Cashless systems are empowering land usage. In some cities, we have seen a swing from meter use to digital parking payments of over 70 percent, enabling municipalities to make smarter use of what is among their scarcest resource: free space.
Parking technologies are playing a key role in driving consumer behavior. In some Australian cities, the use of digital permits has reduced the number of invalid or misused physical permits by nearly 50 percent. Smart sensors have led to innovations in wayfinding, in which real-time data from sensors matches motorists to parking spaces to improve efficiency, reducing circling behavior and congestion in dense urban environments. Similarly, in-ground sensors, combined with holistic parking management, have improved vehicle turnover and compliance. The result is a measurable increase in parking equity.

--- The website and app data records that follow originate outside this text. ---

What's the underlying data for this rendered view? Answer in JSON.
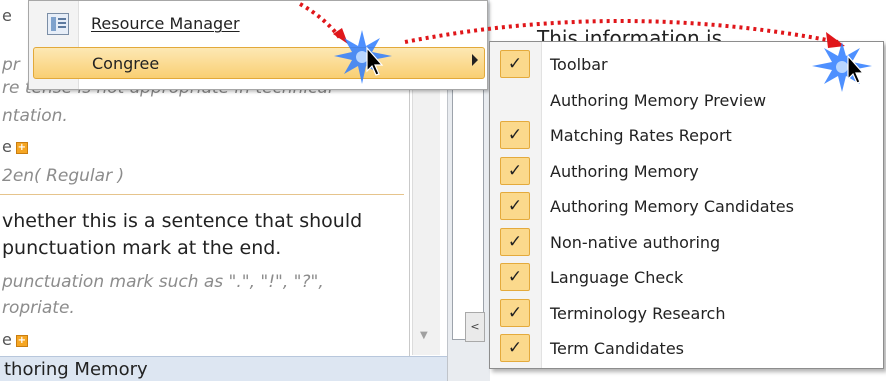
{
  "left_pane": {
    "frag_top_left": "e",
    "frag_italic_1": "pr",
    "frag_italic_2": "re tense is not appropriate in technical",
    "frag_italic_3": "ntation.",
    "frag_e_1": "e",
    "frag_italic_4": "2en( Regular )",
    "frag_main_1": "vhether this is a sentence that should",
    "frag_main_2": "punctuation mark at the end.",
    "frag_italic_5": "punctuation mark such as \".\", \"!\", \"?\",",
    "frag_italic_6": "ropriate.",
    "frag_e_2": "e"
  },
  "bottom_tab": {
    "label": "thoring Memory"
  },
  "right_area": {
    "text": "This information is                          "
  },
  "menu": {
    "resource_manager": "Resource Manager",
    "congree": "Congree"
  },
  "submenu": {
    "items": [
      {
        "label": "Toolbar",
        "checked": true
      },
      {
        "label": "Authoring Memory Preview",
        "checked": false
      },
      {
        "label": "Matching Rates Report",
        "checked": true
      },
      {
        "label": "Authoring Memory",
        "checked": true
      },
      {
        "label": "Authoring Memory Candidates",
        "checked": true
      },
      {
        "label": "Non-native authoring",
        "checked": true
      },
      {
        "label": "Language Check",
        "checked": true
      },
      {
        "label": "Terminology Research",
        "checked": true
      },
      {
        "label": "Term Candidates",
        "checked": true
      }
    ],
    "check_glyph": "✓"
  },
  "colors": {
    "highlight": "#f9cf73",
    "check_bg": "#fbd98c",
    "arrow_red": "#e0161a",
    "burst_blue": "#2f7cff"
  }
}
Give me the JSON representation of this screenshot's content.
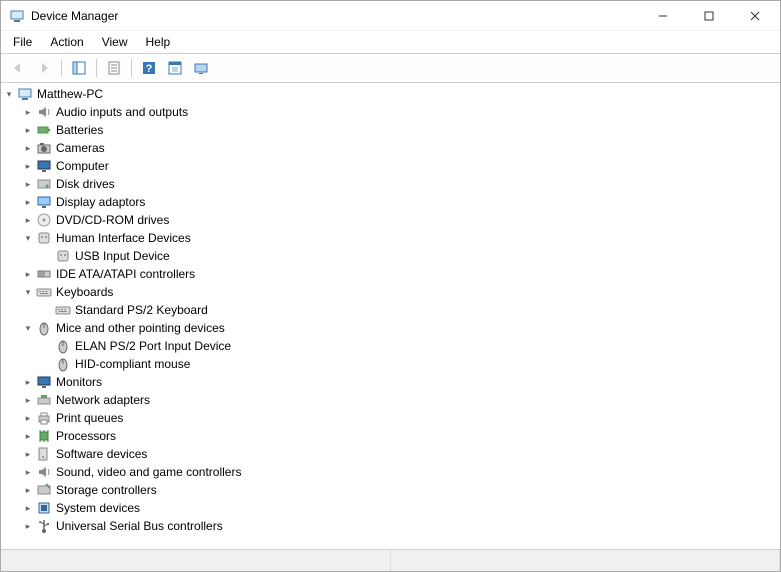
{
  "window": {
    "title": "Device Manager"
  },
  "menu": {
    "file": "File",
    "action": "Action",
    "view": "View",
    "help": "Help"
  },
  "tree": {
    "root": {
      "label": "Matthew-PC",
      "expanded": true,
      "icon": "computer",
      "children": [
        {
          "label": "Audio inputs and outputs",
          "icon": "audio",
          "expanded": false,
          "hasChildren": true
        },
        {
          "label": "Batteries",
          "icon": "battery",
          "expanded": false,
          "hasChildren": true
        },
        {
          "label": "Cameras",
          "icon": "camera",
          "expanded": false,
          "hasChildren": true
        },
        {
          "label": "Computer",
          "icon": "monitor",
          "expanded": false,
          "hasChildren": true
        },
        {
          "label": "Disk drives",
          "icon": "disk",
          "expanded": false,
          "hasChildren": true
        },
        {
          "label": "Display adaptors",
          "icon": "display",
          "expanded": false,
          "hasChildren": true
        },
        {
          "label": "DVD/CD-ROM drives",
          "icon": "dvd",
          "expanded": false,
          "hasChildren": true
        },
        {
          "label": "Human Interface Devices",
          "icon": "hid",
          "expanded": true,
          "hasChildren": true,
          "children": [
            {
              "label": "USB Input Device",
              "icon": "hid",
              "hasChildren": false
            }
          ]
        },
        {
          "label": "IDE ATA/ATAPI controllers",
          "icon": "ide",
          "expanded": false,
          "hasChildren": true
        },
        {
          "label": "Keyboards",
          "icon": "keyboard",
          "expanded": true,
          "hasChildren": true,
          "children": [
            {
              "label": "Standard PS/2 Keyboard",
              "icon": "keyboard",
              "hasChildren": false
            }
          ]
        },
        {
          "label": "Mice and other pointing devices",
          "icon": "mouse",
          "expanded": true,
          "hasChildren": true,
          "children": [
            {
              "label": "ELAN PS/2 Port Input Device",
              "icon": "mouse",
              "hasChildren": false
            },
            {
              "label": "HID-compliant mouse",
              "icon": "mouse",
              "hasChildren": false
            }
          ]
        },
        {
          "label": "Monitors",
          "icon": "monitor",
          "expanded": false,
          "hasChildren": true
        },
        {
          "label": "Network adapters",
          "icon": "network",
          "expanded": false,
          "hasChildren": true
        },
        {
          "label": "Print queues",
          "icon": "printer",
          "expanded": false,
          "hasChildren": true
        },
        {
          "label": "Processors",
          "icon": "cpu",
          "expanded": false,
          "hasChildren": true
        },
        {
          "label": "Software devices",
          "icon": "software",
          "expanded": false,
          "hasChildren": true
        },
        {
          "label": "Sound, video and game controllers",
          "icon": "audio",
          "expanded": false,
          "hasChildren": true
        },
        {
          "label": "Storage controllers",
          "icon": "storage",
          "expanded": false,
          "hasChildren": true
        },
        {
          "label": "System devices",
          "icon": "system",
          "expanded": false,
          "hasChildren": true
        },
        {
          "label": "Universal Serial Bus controllers",
          "icon": "usb",
          "expanded": false,
          "hasChildren": true
        }
      ]
    }
  }
}
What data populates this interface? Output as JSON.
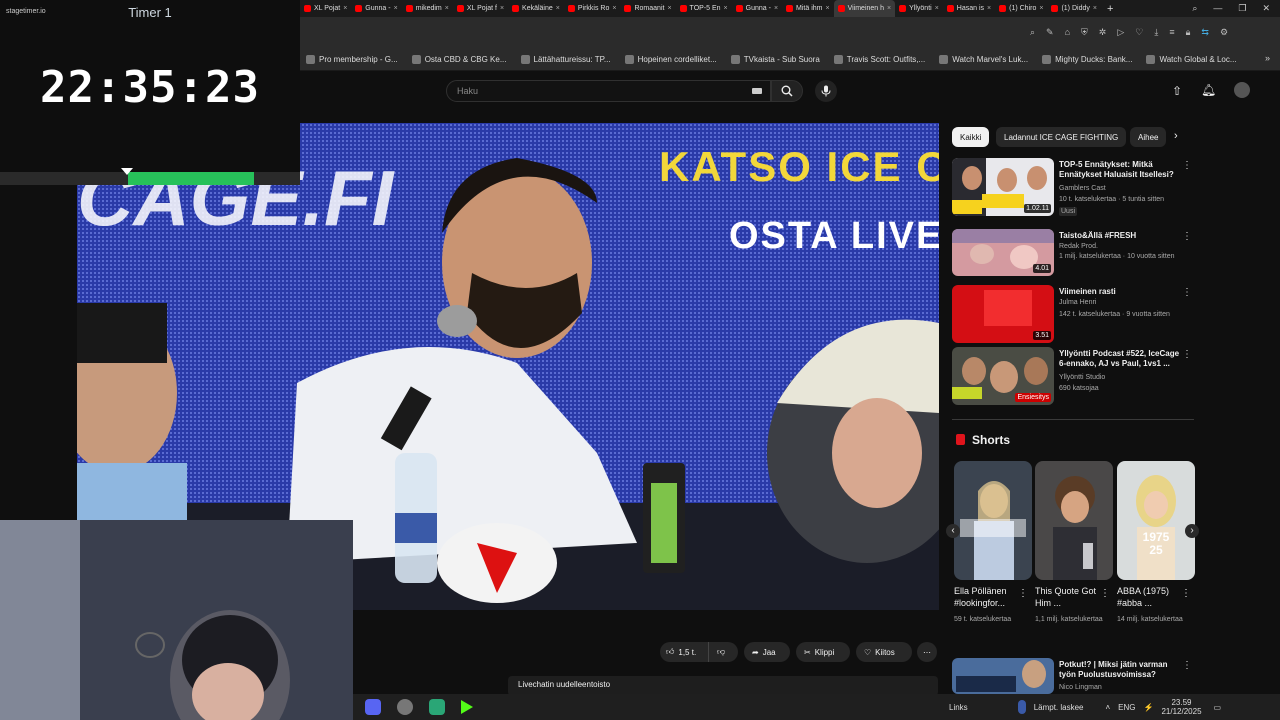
{
  "timer": {
    "logo": "stagetimer.io",
    "title": "Timer 1",
    "clock": "22:35:23",
    "progress_fraction": 0.58
  },
  "browser": {
    "tabs": [
      {
        "label": "XL Pojat",
        "active": false
      },
      {
        "label": "Gunna -",
        "active": false
      },
      {
        "label": "mikedim",
        "active": false
      },
      {
        "label": "XL Pojat f",
        "active": false
      },
      {
        "label": "Kekäläine",
        "active": false
      },
      {
        "label": "Pirkkis Ro",
        "active": false
      },
      {
        "label": "Romaanit",
        "active": false
      },
      {
        "label": "TOP-5 En",
        "active": false
      },
      {
        "label": "Gunna -",
        "active": false
      },
      {
        "label": "Mitä ihm",
        "active": false
      },
      {
        "label": "Viimeinen h",
        "active": true
      },
      {
        "label": "Yllyönti",
        "active": false
      },
      {
        "label": "Hasan is",
        "active": false
      },
      {
        "label": "(1) Chiro",
        "active": false
      },
      {
        "label": "(1) Diddy",
        "active": false
      }
    ],
    "bookmarks": [
      "Pro membership - G...",
      "Osta CBD & CBG Ke...",
      "Lättähattureissu: TP...",
      "Hopeinen cordelliket...",
      "TVkaista - Sub Suora",
      "Travis Scott: Outfits,...",
      "Watch Marvel's Luk...",
      "Mighty Ducks: Bank...",
      "Watch Global & Loc..."
    ]
  },
  "youtube": {
    "search_placeholder": "Haku",
    "chips": [
      "Kaikki",
      "Ladannut ICE CAGE FIGHTING",
      "Aihee"
    ],
    "recommendations": [
      {
        "title": "TOP-5 Ennätykset: Mitkä Ennätykset Haluaisit Itsellesi?",
        "channel": "Gamblers Cast",
        "stats": "10 t. katselukertaa · 5 tuntia sitten",
        "badge": "Uusi",
        "duration": "1.02.11"
      },
      {
        "title": "Taisto&Ällä #FRESH",
        "channel": "Redak Prod.",
        "stats": "1 milj. katselukertaa · 10 vuotta sitten",
        "badge": "",
        "duration": "4.01"
      },
      {
        "title": "Viimeinen rasti",
        "channel": "Julma Henri",
        "stats": "142 t. katselukertaa · 9 vuotta sitten",
        "badge": "",
        "duration": "3.51"
      },
      {
        "title": "Yllyöntti Podcast #522, IceCage 6-ennako, AJ vs Paul, 1vs1 ...",
        "channel": "Yllyöntti Studio",
        "stats": "690 katsojaa",
        "badge": "",
        "duration": "Ensiesitys"
      }
    ],
    "shorts_heading": "Shorts",
    "shorts": [
      {
        "title": "Ella Pöllänen #lookingfor...",
        "views": "59 t. katselukertaa"
      },
      {
        "title": "This Quote Got Him ...",
        "views": "1,1 milj. katselukertaa"
      },
      {
        "title": "ABBA (1975) #abba ...",
        "views": "14 milj. katselukertaa"
      }
    ],
    "next_video": {
      "title": "Potkut!? | Miksi jätin varman työn Puolustusvoimissa?",
      "channel": "Nico Lingman"
    },
    "video_banner": "KATSO ICE CA",
    "video_banner2": "OSTA LIVE",
    "video_banner3": "CAGE.FI",
    "actions": {
      "likes": "1,5 t.",
      "share": "Jaa",
      "clip": "Klippi",
      "thanks": "Kiitos"
    },
    "chat_replay": "Livechatin uudelleentoisto"
  },
  "taskbar": {
    "links": "Links",
    "weather": "Lämpt. laskee",
    "lang": "ENG",
    "time": "23.59",
    "date": "21/12/2025"
  }
}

Through the use of micro-mobility applications, pay-by-phone parking payment technologies and residential digital permits, cities have come to better understand the behavioral patterns of their consumers. Cities can communicate “one to one” with the users of their assets. They can introduce digital variable pricing programs to transition consumers across city assets and influence the timing of their use. Within a few short years, cities will be able to leverage more powerful information and form smarter relationships with millions of users who, until recent times, were unidentifiable.
While the challenge to meet a growing demand for higher standards is great, never before have our Australian cities had the technologies to transform their relationship with their consumers and key constituents. We live in exciting times down under.
Declan Ryan is CEO of Database Consultants Australia. He can be reached at firstname.lastname@example.org